Filter the entries that follow, copying every line in which the word "Buurtfoto" appears.

--- START ---

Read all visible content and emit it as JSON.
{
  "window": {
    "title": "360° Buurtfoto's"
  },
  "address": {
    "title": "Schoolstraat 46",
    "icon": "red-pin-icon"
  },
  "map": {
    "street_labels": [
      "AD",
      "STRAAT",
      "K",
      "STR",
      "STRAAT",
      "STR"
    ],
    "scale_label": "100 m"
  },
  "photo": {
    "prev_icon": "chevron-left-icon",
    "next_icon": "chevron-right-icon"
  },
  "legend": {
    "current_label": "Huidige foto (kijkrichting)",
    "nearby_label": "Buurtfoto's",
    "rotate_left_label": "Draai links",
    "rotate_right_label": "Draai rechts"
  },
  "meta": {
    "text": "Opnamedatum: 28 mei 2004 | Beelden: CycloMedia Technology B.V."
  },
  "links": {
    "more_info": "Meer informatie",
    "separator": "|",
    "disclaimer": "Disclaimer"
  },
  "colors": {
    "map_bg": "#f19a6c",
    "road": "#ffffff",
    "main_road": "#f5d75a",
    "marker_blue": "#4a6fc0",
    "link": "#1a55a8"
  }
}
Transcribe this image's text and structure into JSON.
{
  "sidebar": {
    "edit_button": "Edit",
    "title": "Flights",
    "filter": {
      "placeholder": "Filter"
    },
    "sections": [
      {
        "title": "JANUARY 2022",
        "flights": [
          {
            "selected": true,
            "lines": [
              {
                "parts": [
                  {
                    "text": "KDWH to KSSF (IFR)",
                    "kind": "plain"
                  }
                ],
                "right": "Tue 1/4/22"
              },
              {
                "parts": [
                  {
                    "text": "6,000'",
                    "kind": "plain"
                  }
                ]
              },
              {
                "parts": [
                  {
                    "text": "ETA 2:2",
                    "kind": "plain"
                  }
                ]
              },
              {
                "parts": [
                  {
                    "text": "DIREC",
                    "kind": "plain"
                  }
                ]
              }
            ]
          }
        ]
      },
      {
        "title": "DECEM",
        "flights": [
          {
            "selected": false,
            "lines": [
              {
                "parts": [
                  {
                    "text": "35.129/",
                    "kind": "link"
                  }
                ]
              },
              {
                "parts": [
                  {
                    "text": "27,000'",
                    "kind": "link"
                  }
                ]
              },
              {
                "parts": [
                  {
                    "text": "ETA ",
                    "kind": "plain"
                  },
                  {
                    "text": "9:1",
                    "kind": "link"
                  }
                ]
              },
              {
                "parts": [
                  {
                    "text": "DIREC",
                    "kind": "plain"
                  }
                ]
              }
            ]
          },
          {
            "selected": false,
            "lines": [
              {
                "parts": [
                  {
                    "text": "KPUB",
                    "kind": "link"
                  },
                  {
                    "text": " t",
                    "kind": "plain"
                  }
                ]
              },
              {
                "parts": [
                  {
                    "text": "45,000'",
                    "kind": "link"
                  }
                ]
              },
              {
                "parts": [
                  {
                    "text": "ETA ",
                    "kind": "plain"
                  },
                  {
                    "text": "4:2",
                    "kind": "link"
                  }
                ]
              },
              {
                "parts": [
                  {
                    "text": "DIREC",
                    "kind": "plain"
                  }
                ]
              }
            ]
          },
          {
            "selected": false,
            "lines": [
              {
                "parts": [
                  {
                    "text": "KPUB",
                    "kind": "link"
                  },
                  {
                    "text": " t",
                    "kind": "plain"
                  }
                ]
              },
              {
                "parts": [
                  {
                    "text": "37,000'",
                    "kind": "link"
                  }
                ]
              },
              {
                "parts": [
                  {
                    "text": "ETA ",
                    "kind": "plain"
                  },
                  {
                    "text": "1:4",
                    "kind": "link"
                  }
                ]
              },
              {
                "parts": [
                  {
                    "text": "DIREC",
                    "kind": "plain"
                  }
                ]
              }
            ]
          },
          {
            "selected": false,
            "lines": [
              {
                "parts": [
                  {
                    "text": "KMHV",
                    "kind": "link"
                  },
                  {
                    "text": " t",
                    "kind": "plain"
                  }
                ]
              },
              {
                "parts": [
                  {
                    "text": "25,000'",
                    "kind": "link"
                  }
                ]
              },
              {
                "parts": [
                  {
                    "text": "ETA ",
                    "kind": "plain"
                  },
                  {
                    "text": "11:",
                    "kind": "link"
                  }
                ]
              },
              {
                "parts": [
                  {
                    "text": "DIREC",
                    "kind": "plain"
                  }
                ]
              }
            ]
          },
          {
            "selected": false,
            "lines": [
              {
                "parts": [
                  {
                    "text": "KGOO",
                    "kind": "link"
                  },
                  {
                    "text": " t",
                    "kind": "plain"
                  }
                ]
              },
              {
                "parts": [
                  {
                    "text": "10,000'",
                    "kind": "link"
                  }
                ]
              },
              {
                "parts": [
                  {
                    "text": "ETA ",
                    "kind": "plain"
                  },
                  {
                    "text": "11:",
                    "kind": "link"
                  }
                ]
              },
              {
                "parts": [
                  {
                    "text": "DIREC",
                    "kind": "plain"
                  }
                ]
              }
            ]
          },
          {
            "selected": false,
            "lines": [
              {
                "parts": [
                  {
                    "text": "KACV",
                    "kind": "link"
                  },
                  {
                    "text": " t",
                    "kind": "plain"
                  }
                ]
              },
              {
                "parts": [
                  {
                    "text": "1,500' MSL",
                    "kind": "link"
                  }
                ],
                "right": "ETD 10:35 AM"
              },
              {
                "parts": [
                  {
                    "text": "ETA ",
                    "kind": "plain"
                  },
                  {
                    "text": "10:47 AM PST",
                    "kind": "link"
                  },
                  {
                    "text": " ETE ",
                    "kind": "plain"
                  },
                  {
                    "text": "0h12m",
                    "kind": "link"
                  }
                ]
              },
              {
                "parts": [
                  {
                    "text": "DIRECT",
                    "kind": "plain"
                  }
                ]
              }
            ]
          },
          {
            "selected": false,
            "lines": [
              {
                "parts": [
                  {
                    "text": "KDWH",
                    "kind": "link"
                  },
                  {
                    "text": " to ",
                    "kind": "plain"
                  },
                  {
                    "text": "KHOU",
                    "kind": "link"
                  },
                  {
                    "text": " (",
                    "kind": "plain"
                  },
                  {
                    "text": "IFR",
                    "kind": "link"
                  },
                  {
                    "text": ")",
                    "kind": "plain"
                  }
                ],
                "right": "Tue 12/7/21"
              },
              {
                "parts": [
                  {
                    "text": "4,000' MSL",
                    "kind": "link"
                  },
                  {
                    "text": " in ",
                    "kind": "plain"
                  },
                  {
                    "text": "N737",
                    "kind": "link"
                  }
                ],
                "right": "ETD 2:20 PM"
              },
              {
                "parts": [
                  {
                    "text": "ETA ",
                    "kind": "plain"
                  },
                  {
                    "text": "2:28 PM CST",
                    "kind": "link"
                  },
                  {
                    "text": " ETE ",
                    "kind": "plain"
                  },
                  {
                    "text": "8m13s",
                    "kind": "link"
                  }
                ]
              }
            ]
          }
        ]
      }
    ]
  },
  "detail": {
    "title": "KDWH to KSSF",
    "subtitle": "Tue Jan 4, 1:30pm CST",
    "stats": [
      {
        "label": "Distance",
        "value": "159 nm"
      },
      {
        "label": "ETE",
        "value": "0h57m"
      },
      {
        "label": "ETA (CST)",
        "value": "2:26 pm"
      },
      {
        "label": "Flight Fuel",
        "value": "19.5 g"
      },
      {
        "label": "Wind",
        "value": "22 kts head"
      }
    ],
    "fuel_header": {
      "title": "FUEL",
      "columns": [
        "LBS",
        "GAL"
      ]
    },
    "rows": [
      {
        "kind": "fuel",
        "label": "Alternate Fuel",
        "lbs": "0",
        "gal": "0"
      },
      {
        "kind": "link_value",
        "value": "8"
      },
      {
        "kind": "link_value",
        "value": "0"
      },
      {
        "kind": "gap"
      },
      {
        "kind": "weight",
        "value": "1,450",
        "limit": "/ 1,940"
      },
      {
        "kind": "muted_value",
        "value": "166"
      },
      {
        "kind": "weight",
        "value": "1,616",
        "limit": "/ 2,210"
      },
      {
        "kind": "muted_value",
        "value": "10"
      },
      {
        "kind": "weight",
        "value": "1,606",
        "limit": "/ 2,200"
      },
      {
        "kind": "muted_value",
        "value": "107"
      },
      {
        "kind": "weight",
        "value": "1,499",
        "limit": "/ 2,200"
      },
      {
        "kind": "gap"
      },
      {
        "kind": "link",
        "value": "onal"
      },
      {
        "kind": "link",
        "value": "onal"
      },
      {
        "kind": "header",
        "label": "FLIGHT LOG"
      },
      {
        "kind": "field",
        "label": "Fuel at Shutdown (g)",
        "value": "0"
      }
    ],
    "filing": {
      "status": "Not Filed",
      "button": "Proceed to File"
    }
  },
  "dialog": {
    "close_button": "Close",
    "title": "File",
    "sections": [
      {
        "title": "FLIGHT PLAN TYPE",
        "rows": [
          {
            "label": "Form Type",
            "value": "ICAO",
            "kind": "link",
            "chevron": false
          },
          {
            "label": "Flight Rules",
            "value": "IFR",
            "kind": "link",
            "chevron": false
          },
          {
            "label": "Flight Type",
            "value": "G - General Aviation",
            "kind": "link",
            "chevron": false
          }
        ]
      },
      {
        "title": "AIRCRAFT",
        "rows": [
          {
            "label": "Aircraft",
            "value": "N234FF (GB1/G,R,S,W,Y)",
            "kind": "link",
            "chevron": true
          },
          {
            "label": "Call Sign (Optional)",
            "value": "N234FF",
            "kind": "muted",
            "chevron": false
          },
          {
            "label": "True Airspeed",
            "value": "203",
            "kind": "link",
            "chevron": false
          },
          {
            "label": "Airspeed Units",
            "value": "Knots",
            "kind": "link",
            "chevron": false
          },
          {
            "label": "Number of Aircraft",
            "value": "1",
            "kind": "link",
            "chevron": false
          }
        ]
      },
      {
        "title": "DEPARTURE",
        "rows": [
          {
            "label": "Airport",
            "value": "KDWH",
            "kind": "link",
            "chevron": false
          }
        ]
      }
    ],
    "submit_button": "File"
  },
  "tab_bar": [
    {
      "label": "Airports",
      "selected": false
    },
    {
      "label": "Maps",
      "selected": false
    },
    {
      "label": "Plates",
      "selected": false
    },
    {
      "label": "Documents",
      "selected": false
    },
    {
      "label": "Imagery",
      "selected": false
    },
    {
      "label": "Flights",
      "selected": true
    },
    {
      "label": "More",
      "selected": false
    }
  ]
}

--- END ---

» **RESULT**:
    "title": "360° Buurtfoto's"
    "nearby_label": "Buurtfoto's",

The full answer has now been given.